However, many with Lyme could also benefit from a light source that produces heat in addition to light. This is the reason I think heat-producing near infrared bulbs are the best choice.  

 

Light Therapy for Vitamin D Production

I personally believe that a small amount of ultraviolet (UV) light is beneficial to humans. If the UV light is the right type (UV-B), it makes the skin produce vitamin D.

Adequate vitamin D is critical for anyone with an infection. Lyme sufferers lacking in vitamin D are missing one of the body’s most important tools for proper immune functioning. Many Lymies have done genetic tests and found that they have mutations in genes related to vitamin D production and processing. For those with VDR or other vitamin D-related mutations, addressing these issues is an important step in healing the infection.

Natural sunlight is best, but there are circumstances when one might wish to use artificial light instead. For example, in the fall and winter, the further north a person lives, the more likely no amount of sun exposure is going to provide enough UV light for optimal vitamin D production. In these situations, UV-B lamps or tanning beds might be a good solution (depending on the person).

Warning: UV light exposure is not an option for those on doxycycline, minocycline or any other medication that causes sensitivity to light. Doxycycline and minocycline are popular antibiotic prescriptions for tick-borne diseases, so Lymies have to be especially careful.  

Obviously, too much UV light exposure is not good for anyone. We are all aware by now that excess UV light over time can increase your risk of skin cancer. It’s important to be careful with UV light and use it sparingly.

 

Surface Infections, ACA, Morgellons and Blue Light Therapy

For infections on the skin’s surface, blue light therapy can be a great tool.  

Tick-borne disease is associated with increased infections of every sort, and when those infections occur on the surface of the skin, blue light can be used to denature the proteins in the bacteria, which kills it. Blue light is also effective for killing various types of fungal infections, including candida and nail fungus. With the right blue light therapy bulb, this can be done quickly (in as little as a couple minutes) and easily.

And as many of you know, Lyme itself can infect the skin, producing nightmarish, painful lesions, such as:

  • The initial bullseye rash (Erythema-Migrans)  

  • Remnants of the bullseye rash that just don’t ever seem to go away

  • ACA

  • Morgellons lesions.
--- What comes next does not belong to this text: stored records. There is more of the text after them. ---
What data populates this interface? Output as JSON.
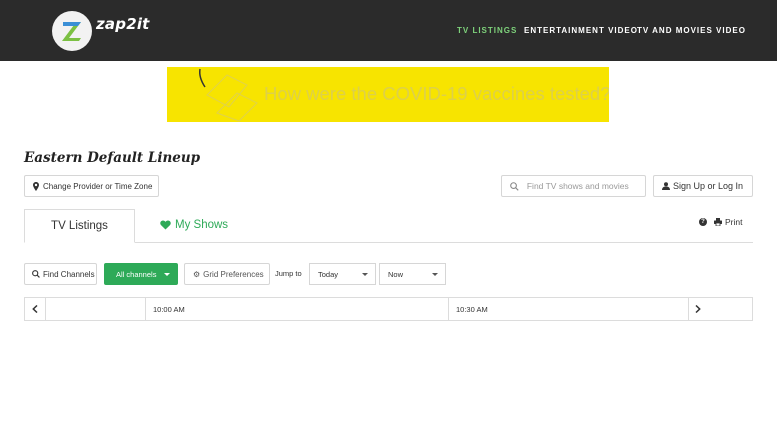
{
  "header": {
    "logo_text": "zap2it",
    "nav": [
      {
        "label": "TV LISTINGS",
        "active": true
      },
      {
        "label": "ENTERTAINMENT VIDEO",
        "active": false
      },
      {
        "label": "TV AND MOVIES VIDEO",
        "active": false
      }
    ],
    "colors": {
      "background": "#2b2b2b",
      "active_nav": "#7ed27b"
    }
  },
  "ad": {
    "text": "How were the COVID-19 vaccines tested?",
    "background": "#f7e400"
  },
  "lineup": {
    "title": "Eastern Default Lineup",
    "change_provider_label": "Change Provider or Time Zone"
  },
  "search": {
    "placeholder": "Find TV shows and movies"
  },
  "account": {
    "sign_in_label": "Sign Up or Log In"
  },
  "tabs": {
    "tv_listings": "TV Listings",
    "my_shows": "My Shows",
    "print_label": "Print"
  },
  "toolbar": {
    "find_channels": "Find Channels",
    "all_channels": "All channels",
    "grid_preferences": "Grid Preferences",
    "jump_to": "Jump to",
    "day_select": "Today",
    "time_select": "Now",
    "accent": "#2eaa58"
  },
  "grid": {
    "times": [
      "10:00 AM",
      "10:30 AM"
    ]
  }
}
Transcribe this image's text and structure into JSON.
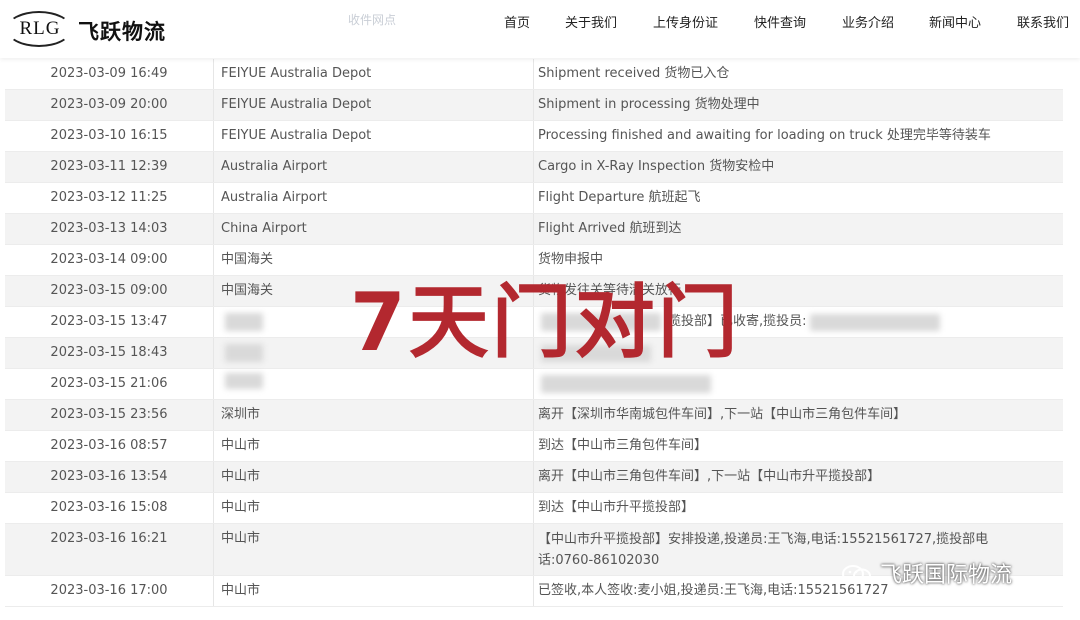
{
  "header": {
    "logo_text": "RLG",
    "company_name": "飞跃物流",
    "ghost_column": "收件网点",
    "nav": [
      "首页",
      "关于我们",
      "上传身份证",
      "快件查询",
      "业务介绍",
      "新闻中心",
      "联系我们"
    ]
  },
  "tracking": {
    "rows": [
      {
        "time": "2023-03-09 16:49",
        "location": "FEIYUE Australia Depot",
        "description": "Shipment received 货物已入仓"
      },
      {
        "time": "2023-03-09 20:00",
        "location": "FEIYUE Australia Depot",
        "description": "Shipment in processing 货物处理中"
      },
      {
        "time": "2023-03-10 16:15",
        "location": "FEIYUE Australia Depot",
        "description": "Processing finished and awaiting for loading on truck 处理完毕等待装车"
      },
      {
        "time": "2023-03-11 12:39",
        "location": "Australia Airport",
        "description": "Cargo in X-Ray Inspection 货物安检中"
      },
      {
        "time": "2023-03-12 11:25",
        "location": "Australia Airport",
        "description": "Flight Departure 航班起飞"
      },
      {
        "time": "2023-03-13 14:03",
        "location": "China Airport",
        "description": "Flight Arrived 航班到达"
      },
      {
        "time": "2023-03-14 09:00",
        "location": "中国海关",
        "description": "货物申报中"
      },
      {
        "time": "2023-03-15 09:00",
        "location": "中国海关",
        "description": "货物发往关等待清关放行"
      },
      {
        "time": "2023-03-15 13:47",
        "location": "",
        "description": "揽投部】已收寄,揽投员:"
      },
      {
        "time": "2023-03-15 18:43",
        "location": "",
        "description": ""
      },
      {
        "time": "2023-03-15 21:06",
        "location": "",
        "description": ""
      },
      {
        "time": "2023-03-15 23:56",
        "location": "深圳市",
        "description": "离开【深圳市华南城包件车间】,下一站【中山市三角包件车间】"
      },
      {
        "time": "2023-03-16 08:57",
        "location": "中山市",
        "description": "到达【中山市三角包件车间】"
      },
      {
        "time": "2023-03-16 13:54",
        "location": "中山市",
        "description": "离开【中山市三角包件车间】,下一站【中山市升平揽投部】"
      },
      {
        "time": "2023-03-16 15:08",
        "location": "中山市",
        "description": "到达【中山市升平揽投部】"
      },
      {
        "time": "2023-03-16 16:21",
        "location": "中山市",
        "description": "【中山市升平揽投部】安排投递,投递员:王飞海,电话:15521561727,揽投部电话:0760-86102030"
      },
      {
        "time": "2023-03-16 17:00",
        "location": "中山市",
        "description": "已签收,本人签收:麦小姐,投递员:王飞海,电话:15521561727"
      }
    ]
  },
  "overlay": {
    "text": "7天门对门"
  },
  "watermark": {
    "text": "飞跃国际物流"
  },
  "colors": {
    "overlay": "#b3282f",
    "row_alt": "#f3f3f3"
  }
}
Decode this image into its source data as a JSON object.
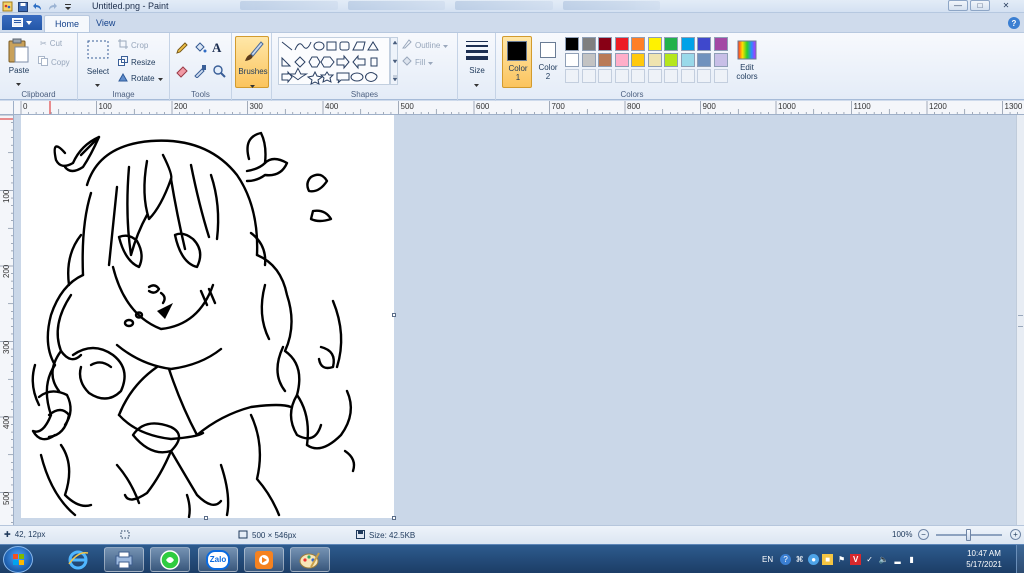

While blue light therapy alone is not likely to eradicate these problems, it does help reduce the amount of bacteria the body has to fight.

Blue light doesn’t penetrate as deeply as red or infrared light and it doesn’t have same healing and pain relief benefits, so many people use both types. One thing to keep in mind is that you should not overdo it by stacking your different light therapy sessions back-to-back. (Don’t forget that near infrared sauna bathing counts as a light therapy session!) Doing so isn’t going to hurt you, but it may reverse some the benefits you’ve received in that session. If you want to get the maximum effects of both light types, wait a few hours in between using each type. Or just get a light therapy bulb that has both types of light.

Although blue light therapy has fantastic anti-microbial power, it does require some extra caution. Excessive blue light is believed to be harmful to the eyes. You should use eye protection that blocks the majority of blue light from your eyes when using blue light therapy.

And blue light in general is well known to signal the body to wake up. This means using it at night before bed would be a bad idea. I have found that maintaining a normal, regular circadian rhythm and getting sound sleep have been key in my fight against Lyme. Whenever I’ve used blue light therapy, I’ve been sure to do it earlier in the day to make sure it doesn’t keep me awake or disrupt my sleep.

Next up, keep your eyes peeled for more useful info related to the best light therapy for Lyme disease:

*Here I am just going to refer to the whole gaggle of tick-borne diseases as “Lyme” for simplicity’s sake.